While living and working in south Dorset, much of my work brings me to neighboring towns, such as Bournemouth and Poole.
In general, good builders help each other with work and support in this ‘building Game’, as a builder or tradesman would call it and when catching up with mates and contacts, there is always chat of what contracts and work are out there and who’s doing what these days. Conversations about the health of the building trade and prices of materials are the norm.
As well as having a chat and a laugh down the greasy spoon, such casual meetings can also bring concerning news, such as injuries you may hear of, after all, so many aspects of working in the building trade come with risks, and I’m certainly not saying, it is entirely the fault of the injured worker either, as accidents ‘are’ accidents.
While in Poole last month fiberglassing a newly built ‘manny cave’ roof, I was informed by the owner that his friend was due to do the work I was just doing and had a fall from a single story high extension he was working on. He had damaged his back badly, he told me and was out of action with no immediate sight of returning to work, nor could drive, not good I thought for the chap, as he had a mortgage and two young children attending school in neighboring Bournemouth.
It’s only stories like these, that remind me, of how lucky a tradesperson is to get through his or her building career without serious injuries or worse.
Did you know? from all Deaths in the UK construction/building industry, that 25% of them are from Falls in the roofing sector, there are also many injuries and disabilities that are the result of falling too.
Roofing is a skilled trade and always will be, whether the roofer specialises in, tiles, asphalt, or fiberglassing, individual roofers just have to approach each job seriously and with safety in mind.

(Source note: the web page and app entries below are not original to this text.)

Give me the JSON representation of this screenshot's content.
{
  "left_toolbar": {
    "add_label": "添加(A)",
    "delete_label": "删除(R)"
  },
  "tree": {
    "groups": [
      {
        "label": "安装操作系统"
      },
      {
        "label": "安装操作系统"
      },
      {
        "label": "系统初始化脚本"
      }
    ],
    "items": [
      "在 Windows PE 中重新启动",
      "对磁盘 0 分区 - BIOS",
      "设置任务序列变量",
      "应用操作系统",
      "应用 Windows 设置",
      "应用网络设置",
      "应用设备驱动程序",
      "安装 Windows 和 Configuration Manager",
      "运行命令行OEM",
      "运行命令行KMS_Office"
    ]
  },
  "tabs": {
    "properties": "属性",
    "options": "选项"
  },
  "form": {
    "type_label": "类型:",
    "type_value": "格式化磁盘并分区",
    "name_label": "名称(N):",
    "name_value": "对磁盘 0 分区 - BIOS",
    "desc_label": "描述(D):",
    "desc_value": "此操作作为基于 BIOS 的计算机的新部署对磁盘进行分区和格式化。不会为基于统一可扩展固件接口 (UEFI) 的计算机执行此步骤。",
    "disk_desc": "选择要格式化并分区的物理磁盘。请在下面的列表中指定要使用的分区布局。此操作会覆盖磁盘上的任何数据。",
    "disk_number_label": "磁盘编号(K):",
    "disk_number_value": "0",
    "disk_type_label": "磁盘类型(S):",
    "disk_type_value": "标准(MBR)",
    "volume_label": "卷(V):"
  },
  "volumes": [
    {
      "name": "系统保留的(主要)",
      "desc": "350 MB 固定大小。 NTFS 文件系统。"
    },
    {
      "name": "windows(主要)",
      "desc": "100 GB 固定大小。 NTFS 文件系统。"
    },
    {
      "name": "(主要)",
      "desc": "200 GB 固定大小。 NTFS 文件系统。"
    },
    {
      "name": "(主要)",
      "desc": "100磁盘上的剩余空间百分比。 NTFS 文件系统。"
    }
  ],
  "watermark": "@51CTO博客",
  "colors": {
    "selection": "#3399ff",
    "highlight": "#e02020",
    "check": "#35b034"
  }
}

After all, everyone likes to go home that evening.
Paul Feirn. fiberglassroofs.co.uk
”No job is too big or too small, we are happy to quote for all”.